YOUR TASK
Below is a block of records. Copy every line in it that contains the word "this".

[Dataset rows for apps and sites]
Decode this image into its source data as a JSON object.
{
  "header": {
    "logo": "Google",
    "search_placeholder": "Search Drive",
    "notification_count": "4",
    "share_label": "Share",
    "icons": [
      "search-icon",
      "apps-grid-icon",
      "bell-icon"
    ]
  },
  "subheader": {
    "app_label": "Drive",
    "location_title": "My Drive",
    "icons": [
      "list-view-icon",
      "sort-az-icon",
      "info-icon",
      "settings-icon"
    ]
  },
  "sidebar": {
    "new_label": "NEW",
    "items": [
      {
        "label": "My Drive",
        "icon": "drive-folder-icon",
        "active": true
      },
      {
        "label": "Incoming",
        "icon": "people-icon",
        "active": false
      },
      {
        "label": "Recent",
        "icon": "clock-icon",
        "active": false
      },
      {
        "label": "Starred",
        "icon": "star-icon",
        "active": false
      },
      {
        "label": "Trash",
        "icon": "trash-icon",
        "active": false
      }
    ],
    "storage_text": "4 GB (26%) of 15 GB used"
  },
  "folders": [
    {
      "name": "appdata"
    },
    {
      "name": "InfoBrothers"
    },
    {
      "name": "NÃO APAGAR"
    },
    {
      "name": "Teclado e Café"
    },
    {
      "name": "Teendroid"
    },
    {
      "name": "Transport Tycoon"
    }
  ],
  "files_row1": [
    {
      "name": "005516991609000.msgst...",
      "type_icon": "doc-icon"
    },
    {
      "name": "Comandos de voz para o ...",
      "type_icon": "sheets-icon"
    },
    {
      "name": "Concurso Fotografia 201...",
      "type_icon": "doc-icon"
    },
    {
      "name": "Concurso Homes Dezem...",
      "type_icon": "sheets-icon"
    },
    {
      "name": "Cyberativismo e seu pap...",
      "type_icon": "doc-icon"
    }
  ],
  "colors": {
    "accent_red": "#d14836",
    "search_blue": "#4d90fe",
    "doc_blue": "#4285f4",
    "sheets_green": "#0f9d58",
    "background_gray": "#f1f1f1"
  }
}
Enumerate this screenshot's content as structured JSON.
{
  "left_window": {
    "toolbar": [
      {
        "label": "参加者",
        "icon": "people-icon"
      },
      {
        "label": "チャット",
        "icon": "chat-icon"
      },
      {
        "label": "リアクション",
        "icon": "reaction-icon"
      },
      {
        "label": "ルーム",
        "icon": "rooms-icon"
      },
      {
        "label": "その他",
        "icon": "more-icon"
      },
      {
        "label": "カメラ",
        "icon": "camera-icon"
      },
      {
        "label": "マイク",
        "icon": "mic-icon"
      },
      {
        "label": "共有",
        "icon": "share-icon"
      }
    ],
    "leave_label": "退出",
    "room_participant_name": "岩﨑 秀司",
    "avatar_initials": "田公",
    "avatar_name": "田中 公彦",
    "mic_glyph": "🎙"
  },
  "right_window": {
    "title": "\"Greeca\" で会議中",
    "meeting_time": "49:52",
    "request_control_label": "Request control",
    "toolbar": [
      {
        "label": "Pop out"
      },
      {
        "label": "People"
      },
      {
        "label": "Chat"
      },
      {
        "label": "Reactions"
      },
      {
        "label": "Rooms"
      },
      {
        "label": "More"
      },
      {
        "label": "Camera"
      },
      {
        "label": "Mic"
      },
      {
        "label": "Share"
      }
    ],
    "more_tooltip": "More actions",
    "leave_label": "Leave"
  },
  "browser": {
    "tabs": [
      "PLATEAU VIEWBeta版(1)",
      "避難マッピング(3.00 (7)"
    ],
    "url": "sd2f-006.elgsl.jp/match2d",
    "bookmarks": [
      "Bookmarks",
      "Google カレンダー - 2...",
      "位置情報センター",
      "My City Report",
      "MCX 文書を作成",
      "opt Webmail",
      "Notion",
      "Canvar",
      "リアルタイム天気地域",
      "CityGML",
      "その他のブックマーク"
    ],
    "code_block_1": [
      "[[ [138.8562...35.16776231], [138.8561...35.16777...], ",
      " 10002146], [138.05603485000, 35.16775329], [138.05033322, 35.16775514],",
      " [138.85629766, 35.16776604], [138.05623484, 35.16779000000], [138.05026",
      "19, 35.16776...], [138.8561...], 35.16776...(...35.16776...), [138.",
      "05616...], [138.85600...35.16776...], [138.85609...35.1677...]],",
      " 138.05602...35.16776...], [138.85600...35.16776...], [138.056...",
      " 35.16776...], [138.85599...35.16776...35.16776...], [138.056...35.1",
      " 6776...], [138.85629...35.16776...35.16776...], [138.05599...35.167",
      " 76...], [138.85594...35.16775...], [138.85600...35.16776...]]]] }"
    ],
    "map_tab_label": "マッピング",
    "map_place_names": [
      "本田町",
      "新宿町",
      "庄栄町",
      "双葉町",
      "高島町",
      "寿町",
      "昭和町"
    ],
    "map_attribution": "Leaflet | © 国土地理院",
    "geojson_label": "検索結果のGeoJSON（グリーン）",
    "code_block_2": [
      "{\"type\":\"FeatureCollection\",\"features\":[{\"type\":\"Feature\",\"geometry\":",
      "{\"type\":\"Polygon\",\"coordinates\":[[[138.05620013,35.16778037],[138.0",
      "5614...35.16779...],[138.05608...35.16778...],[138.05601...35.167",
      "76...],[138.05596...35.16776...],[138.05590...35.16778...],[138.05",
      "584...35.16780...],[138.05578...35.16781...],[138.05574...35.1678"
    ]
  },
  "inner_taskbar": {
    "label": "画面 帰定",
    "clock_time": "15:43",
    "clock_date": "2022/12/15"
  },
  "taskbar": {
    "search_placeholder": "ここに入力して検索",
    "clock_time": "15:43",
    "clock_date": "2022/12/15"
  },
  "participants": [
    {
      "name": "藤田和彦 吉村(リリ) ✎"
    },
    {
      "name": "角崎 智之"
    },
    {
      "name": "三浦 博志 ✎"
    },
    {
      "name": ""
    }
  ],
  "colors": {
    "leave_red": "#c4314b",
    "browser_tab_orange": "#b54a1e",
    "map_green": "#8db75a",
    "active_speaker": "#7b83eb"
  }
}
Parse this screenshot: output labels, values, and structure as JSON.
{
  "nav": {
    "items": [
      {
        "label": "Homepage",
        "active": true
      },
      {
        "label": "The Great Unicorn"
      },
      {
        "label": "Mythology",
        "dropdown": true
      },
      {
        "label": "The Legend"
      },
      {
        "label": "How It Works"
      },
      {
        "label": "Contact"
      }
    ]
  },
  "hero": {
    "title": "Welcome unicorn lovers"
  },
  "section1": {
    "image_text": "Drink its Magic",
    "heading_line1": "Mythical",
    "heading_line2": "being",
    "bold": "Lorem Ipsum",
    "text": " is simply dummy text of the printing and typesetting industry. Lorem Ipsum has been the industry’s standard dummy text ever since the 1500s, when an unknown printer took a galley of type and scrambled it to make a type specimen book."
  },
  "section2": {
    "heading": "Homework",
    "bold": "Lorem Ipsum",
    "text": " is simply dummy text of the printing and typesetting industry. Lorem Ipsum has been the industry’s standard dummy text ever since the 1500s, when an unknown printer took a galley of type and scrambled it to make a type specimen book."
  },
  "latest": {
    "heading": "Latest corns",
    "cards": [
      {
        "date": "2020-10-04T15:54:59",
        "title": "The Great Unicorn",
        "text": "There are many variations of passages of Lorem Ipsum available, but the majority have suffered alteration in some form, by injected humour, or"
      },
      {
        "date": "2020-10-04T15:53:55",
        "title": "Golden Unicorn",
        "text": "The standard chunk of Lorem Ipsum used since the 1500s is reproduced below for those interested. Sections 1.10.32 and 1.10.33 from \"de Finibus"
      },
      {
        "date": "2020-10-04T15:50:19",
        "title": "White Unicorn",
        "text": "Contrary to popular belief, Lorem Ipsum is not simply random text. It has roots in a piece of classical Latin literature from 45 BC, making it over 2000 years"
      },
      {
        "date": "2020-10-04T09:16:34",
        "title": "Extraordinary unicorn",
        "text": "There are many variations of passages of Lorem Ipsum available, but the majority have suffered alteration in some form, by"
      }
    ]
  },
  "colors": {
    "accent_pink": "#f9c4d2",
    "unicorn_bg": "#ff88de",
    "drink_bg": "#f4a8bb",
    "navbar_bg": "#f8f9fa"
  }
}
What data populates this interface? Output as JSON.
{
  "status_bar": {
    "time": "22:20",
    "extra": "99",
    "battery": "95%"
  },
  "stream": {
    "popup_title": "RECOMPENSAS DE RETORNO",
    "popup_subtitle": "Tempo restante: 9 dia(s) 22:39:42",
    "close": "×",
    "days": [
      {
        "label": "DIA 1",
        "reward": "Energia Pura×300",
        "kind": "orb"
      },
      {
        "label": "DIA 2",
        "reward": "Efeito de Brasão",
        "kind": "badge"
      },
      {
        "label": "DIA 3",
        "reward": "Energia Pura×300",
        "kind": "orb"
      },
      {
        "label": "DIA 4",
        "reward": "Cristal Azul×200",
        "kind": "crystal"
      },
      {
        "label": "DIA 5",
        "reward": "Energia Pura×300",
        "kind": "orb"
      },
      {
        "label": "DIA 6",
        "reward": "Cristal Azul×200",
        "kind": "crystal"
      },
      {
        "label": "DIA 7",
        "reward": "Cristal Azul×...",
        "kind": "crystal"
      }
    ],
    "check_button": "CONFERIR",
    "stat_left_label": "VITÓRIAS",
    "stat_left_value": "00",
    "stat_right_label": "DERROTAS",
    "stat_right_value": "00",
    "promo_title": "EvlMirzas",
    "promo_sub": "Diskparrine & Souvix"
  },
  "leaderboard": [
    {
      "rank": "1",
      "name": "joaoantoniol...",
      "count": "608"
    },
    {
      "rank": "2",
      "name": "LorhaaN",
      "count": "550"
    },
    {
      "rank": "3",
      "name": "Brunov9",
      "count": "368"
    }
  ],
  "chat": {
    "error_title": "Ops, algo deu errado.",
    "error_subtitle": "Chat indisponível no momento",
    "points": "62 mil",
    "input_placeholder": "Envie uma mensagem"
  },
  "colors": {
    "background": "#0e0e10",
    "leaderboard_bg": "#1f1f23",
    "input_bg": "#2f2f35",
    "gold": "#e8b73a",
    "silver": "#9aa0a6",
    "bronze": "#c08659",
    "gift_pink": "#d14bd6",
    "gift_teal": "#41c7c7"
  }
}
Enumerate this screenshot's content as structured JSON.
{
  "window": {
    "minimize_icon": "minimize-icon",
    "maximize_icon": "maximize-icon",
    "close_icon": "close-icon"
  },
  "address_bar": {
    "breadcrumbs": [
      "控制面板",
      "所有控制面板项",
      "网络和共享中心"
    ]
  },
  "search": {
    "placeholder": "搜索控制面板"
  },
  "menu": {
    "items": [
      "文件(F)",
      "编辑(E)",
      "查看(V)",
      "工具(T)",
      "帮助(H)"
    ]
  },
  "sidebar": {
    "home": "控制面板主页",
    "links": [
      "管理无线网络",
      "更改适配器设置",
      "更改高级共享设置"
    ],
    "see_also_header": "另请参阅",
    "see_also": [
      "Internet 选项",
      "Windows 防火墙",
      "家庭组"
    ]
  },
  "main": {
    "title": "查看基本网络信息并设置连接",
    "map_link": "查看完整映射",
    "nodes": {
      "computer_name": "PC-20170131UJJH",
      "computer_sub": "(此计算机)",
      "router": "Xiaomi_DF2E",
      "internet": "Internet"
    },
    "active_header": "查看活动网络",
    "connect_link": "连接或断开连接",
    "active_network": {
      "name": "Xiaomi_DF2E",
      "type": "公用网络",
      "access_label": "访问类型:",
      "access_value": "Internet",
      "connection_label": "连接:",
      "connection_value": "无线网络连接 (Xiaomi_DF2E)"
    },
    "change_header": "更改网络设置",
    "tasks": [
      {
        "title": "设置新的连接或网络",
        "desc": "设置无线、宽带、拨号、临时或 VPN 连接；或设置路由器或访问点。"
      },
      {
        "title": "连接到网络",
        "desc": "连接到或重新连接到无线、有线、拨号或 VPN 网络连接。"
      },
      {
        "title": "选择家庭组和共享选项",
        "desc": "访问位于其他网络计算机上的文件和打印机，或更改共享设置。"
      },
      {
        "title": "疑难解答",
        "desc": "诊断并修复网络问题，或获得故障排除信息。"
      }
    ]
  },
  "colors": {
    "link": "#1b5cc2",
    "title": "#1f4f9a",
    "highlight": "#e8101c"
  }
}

YOUR SOLUTION
Decode this image into its source data as a JSON object.
Enumerate this screenshot's content as structured JSON.
Parse this screenshot: output labels, values, and structure as JSON.
What data populates this interface? Output as JSON.
Enumerate this screenshot's content as structured JSON.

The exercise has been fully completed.